Report every line in the listing below where the string "background" shows up.

-------- Supplied entries

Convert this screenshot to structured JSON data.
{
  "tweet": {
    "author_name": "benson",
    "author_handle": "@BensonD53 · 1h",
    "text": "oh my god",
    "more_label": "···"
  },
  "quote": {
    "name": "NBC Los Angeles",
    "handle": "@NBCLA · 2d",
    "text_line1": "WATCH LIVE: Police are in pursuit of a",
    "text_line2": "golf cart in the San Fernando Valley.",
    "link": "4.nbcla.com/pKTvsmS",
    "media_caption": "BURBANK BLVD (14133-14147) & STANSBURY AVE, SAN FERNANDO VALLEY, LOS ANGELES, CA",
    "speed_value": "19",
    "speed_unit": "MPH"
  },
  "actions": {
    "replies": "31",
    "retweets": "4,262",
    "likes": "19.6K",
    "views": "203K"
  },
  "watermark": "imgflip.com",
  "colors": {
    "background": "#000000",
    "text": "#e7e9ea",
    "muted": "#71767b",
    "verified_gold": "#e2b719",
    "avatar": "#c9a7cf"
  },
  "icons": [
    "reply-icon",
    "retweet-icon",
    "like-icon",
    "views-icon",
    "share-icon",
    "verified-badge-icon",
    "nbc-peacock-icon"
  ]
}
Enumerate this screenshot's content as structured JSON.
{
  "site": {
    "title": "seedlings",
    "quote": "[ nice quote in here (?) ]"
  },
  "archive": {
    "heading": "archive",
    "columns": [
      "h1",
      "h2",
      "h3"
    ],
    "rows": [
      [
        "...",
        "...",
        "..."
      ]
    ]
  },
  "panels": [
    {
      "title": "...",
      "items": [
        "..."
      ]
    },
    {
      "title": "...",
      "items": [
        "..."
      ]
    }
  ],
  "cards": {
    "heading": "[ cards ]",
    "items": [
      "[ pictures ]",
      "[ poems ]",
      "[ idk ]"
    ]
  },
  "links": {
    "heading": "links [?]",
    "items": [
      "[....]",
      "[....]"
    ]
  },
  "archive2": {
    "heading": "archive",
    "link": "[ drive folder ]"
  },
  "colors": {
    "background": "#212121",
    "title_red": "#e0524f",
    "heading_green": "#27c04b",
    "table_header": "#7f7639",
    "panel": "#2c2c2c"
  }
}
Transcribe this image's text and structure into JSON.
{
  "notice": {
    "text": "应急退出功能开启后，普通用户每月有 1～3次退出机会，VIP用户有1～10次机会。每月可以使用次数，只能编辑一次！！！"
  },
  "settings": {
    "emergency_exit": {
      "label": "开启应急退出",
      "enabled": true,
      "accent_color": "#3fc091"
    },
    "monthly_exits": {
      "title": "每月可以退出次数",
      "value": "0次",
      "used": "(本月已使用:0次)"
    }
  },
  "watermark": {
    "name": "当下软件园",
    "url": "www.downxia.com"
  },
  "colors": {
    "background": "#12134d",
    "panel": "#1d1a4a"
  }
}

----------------

■ Exercise solution:
    "background": "#000000",
    "background": "#212121",
    "background": "#12134d",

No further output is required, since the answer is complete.